[[ The records, beginning ]]

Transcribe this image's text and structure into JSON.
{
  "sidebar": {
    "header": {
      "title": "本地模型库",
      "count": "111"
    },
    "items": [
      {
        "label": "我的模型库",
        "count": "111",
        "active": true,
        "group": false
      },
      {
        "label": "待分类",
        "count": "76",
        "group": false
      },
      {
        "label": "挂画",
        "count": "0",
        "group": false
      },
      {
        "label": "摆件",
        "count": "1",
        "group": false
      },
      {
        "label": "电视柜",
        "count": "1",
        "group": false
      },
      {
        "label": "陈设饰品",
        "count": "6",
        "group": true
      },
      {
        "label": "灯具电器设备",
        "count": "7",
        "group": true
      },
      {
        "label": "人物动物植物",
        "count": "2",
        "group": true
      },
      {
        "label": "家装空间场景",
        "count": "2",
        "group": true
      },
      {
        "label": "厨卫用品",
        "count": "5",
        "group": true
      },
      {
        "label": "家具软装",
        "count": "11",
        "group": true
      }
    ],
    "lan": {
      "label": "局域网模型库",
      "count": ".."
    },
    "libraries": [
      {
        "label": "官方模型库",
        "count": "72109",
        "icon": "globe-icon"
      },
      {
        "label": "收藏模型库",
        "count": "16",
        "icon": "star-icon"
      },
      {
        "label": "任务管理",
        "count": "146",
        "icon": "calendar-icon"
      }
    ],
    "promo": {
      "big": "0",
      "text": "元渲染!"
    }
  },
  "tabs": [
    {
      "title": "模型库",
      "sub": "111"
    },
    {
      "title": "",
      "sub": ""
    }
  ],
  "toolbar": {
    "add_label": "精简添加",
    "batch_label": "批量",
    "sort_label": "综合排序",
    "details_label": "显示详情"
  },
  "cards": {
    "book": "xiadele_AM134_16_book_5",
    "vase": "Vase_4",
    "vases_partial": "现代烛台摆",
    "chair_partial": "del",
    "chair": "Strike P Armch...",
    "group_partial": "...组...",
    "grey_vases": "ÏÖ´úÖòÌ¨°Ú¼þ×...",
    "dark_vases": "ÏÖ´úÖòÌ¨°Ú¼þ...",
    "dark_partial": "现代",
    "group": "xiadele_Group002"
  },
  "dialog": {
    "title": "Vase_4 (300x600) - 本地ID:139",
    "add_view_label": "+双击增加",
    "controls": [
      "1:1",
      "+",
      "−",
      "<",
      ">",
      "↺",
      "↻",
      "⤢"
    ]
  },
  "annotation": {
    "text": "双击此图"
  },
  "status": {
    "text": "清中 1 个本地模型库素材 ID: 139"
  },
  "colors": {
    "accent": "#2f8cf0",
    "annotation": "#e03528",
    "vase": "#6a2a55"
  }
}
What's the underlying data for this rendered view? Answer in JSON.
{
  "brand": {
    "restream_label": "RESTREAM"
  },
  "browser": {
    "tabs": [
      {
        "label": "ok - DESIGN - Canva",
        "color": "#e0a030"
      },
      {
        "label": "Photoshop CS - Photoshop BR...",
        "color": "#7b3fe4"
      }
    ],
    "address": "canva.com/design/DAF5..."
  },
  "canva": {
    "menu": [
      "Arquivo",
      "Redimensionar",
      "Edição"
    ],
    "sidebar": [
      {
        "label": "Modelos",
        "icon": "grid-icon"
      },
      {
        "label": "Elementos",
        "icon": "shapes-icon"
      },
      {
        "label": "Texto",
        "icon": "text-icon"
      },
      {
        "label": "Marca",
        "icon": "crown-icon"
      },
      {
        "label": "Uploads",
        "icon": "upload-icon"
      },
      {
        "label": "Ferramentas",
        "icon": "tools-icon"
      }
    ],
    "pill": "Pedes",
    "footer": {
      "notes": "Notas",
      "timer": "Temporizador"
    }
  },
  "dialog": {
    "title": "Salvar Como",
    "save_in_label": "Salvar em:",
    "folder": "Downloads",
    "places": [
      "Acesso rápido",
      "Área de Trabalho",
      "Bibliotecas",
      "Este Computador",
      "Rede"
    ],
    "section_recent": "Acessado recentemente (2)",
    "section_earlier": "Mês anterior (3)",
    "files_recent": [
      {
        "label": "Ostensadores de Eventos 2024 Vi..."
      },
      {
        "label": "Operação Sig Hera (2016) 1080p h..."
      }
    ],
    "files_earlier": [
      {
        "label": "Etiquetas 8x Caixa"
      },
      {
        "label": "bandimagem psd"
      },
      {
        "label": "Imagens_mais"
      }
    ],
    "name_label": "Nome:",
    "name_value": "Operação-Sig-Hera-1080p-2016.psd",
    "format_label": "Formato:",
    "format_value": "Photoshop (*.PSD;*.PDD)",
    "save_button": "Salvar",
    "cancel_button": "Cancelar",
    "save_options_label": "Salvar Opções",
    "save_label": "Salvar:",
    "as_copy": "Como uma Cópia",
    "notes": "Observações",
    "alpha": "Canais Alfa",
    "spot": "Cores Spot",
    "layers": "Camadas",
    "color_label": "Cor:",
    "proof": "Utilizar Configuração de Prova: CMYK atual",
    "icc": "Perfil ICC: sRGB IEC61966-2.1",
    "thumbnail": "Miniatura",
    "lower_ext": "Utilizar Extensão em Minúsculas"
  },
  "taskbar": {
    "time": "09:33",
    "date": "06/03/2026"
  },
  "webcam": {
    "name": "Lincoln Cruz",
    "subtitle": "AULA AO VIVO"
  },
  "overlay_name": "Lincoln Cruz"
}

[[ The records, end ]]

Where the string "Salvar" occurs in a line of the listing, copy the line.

--- Exercise output ---
    "title": "Salvar Como",
    "save_in_label": "Salvar em:",
    "save_button": "Salvar",
    "save_options_label": "Salvar Opções",
    "save_label": "Salvar:",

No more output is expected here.